Provided records section start

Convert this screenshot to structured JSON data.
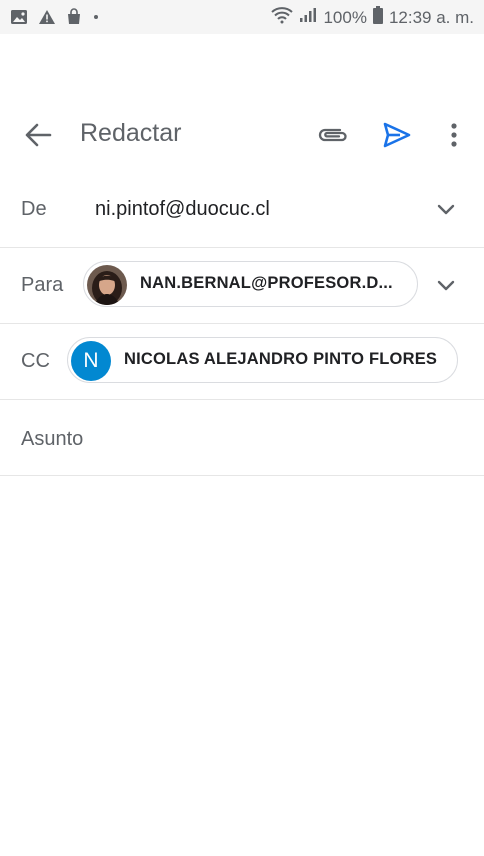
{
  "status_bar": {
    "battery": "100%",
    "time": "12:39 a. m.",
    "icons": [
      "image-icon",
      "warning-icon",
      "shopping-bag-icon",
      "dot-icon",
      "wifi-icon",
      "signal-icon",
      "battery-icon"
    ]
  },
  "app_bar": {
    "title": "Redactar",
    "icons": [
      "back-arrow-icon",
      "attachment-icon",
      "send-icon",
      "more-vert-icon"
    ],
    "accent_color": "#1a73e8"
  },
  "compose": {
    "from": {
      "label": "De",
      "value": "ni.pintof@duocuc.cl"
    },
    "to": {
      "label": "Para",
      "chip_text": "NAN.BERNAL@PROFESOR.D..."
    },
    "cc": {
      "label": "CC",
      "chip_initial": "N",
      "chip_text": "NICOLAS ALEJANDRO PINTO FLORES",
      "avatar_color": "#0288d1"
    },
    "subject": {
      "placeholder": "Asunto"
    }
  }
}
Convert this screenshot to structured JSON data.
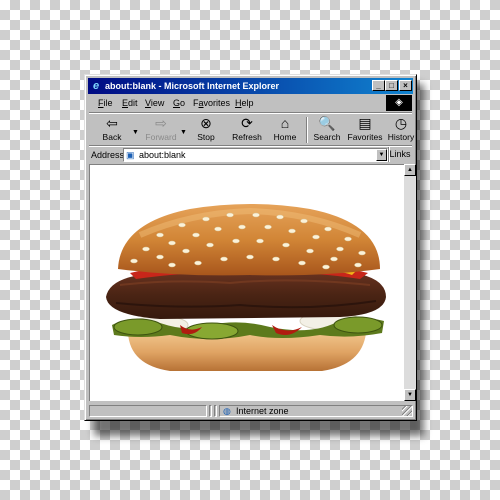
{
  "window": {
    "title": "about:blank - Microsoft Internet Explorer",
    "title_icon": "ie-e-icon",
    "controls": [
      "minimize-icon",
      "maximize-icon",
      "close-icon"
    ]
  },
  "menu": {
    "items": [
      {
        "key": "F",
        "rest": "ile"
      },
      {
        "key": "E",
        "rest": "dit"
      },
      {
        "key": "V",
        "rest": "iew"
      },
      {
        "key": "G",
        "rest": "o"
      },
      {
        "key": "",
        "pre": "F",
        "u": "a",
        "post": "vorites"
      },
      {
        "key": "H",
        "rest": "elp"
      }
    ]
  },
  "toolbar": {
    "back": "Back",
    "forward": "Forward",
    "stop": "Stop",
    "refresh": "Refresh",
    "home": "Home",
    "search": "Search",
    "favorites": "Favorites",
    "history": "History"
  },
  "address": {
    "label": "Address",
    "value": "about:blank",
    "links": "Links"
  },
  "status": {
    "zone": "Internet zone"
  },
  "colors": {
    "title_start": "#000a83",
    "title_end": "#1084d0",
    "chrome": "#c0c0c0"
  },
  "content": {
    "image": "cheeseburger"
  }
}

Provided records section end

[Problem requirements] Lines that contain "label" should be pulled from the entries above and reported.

[Result of the exercise]
      "label": "De",
      "label": "Para",
      "label": "CC",
    "label": "Address",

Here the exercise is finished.